You saw the signs, or maybe you didn’t, but either way, it’s here. You don’t realize that it’s one of your biggest fears until it happens: they’re no longer themselves, or worse, they can’t remember who you are. But, all is not lost.
Here are 5 tips on how to deal with a parent who is diagnosed with dementia or Alzheimer‘s:
1) Calmly give short and simple explanations for when they are confused. Lengthy explanations will only confuse and frustrate them even more. Give a tangible reminder in a calm manner. Most patients say they want to go home because it’s where they feel they have the most control and desire to get that control back into their lives. However, just try to make them feel safe and answer their questions as simply as possible, then find something else to do such as taking a walk or grabbing something to eat.
2) Often times a dementia or Alzheimer’s patient will accuse their loved ones of stealing or having trouble with finances. They also may have a tendency to hoard. It is important to be encouraging. If they are hoarding, suggest to help organize their belongings. If they are having trouble with finances, offer to help. Do not become frustrated, because that will only trigger frustration and aggression.
3) Try to understand why they are lashing out. What is happening in their environment? What song is playing? What is the smell in the air? What objects are in the room? Getting to understand their triggers will help you to understand how to help them. This is when knowing your loved one on a personal love is very helpful. If they are the type to want space, then give them space. If they need a reassuring hug, give them that reassurance. How you respond will allow them to return to calmness and serenity much faster.
4) Remember that they’re still your parent and they love you, but they just can’t control their behavior. It’s not your fault; it is the disease taking over. Be understanding. Your loved one is not lashing out or attacking you on purpose. Be patient with them.
5) Get to understand the disease. Put yourself in their place. Get to know the signs of dementia and Alzheimer’s if they haven’t already been diagnosed. If they have been diagnosed, figure out what’s best for them. Think about treatment and their care giving options. It is best to understand the disease and understand your loved one in order to put both of your minds at ease.

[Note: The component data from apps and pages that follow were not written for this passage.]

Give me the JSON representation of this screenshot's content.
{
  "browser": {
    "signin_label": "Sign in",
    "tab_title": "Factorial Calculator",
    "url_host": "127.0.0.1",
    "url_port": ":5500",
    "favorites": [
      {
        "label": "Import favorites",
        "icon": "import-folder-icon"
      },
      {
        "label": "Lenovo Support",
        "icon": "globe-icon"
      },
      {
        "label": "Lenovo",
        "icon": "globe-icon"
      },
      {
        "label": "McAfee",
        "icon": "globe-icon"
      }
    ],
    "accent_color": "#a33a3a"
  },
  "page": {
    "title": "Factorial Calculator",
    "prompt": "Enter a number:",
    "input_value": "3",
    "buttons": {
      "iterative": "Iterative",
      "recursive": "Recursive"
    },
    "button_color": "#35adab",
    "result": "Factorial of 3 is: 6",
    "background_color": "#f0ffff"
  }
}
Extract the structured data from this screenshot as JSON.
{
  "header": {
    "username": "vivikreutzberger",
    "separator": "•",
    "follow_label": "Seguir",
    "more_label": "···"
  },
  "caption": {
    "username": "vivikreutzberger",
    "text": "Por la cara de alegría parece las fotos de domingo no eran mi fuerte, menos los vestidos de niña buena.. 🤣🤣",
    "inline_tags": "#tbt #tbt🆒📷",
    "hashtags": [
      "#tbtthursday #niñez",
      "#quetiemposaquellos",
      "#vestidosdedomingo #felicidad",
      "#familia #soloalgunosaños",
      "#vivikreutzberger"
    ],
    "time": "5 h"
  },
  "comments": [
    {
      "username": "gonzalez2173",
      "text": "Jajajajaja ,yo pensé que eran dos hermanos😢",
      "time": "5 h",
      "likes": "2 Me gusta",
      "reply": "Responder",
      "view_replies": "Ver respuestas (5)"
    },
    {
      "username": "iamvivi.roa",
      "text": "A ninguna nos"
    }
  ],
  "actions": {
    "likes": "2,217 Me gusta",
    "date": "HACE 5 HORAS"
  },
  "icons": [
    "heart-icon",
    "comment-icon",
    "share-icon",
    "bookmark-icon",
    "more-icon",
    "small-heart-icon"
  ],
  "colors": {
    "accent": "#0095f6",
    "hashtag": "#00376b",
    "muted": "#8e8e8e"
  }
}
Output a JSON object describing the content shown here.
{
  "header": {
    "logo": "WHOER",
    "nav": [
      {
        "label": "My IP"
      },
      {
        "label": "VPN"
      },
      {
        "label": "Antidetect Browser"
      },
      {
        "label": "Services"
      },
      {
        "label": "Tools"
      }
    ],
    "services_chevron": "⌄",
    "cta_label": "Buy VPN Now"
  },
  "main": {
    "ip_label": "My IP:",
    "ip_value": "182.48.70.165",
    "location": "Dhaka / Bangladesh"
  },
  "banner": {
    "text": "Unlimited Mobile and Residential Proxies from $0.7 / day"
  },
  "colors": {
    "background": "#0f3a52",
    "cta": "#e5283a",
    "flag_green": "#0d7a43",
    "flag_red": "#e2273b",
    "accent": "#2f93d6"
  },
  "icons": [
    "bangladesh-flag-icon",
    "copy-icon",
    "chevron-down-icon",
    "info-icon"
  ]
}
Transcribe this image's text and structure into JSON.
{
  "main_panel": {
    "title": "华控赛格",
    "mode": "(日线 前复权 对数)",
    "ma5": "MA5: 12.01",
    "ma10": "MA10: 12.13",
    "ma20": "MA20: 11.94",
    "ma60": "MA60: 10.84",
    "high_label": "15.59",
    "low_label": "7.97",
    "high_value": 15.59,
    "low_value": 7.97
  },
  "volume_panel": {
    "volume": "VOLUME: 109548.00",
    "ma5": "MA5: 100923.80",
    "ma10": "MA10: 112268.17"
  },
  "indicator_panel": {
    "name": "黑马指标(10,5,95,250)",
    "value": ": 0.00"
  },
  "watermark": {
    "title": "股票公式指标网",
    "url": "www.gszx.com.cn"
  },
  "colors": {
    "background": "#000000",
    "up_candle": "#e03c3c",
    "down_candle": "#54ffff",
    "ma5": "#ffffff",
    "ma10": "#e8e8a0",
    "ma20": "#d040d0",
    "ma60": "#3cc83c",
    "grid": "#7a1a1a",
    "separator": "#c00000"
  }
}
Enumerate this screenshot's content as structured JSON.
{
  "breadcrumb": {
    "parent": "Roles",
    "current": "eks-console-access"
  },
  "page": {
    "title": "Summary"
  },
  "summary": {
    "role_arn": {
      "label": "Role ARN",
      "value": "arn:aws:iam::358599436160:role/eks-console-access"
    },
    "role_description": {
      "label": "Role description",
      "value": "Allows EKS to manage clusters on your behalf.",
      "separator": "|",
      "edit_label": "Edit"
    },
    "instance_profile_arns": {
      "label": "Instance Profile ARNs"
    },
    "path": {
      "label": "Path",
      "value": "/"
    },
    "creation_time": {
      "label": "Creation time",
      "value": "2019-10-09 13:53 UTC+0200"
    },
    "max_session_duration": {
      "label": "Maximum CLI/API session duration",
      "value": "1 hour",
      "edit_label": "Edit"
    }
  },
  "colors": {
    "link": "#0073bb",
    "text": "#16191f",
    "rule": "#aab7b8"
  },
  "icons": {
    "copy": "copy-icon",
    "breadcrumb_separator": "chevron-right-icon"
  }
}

Dementia and Alzheimer’s are both scary diseases to deal with, both for the elder and you as their loved one. Remember that they are still your loved one, but just with a neurodegenerative disease. As long as you understand the disease, you will understand how you both can deal with it together.
To learn more about dementia and Alzheimer’s, click here for more information.
Photo Credit: Oiluj Samall Zeid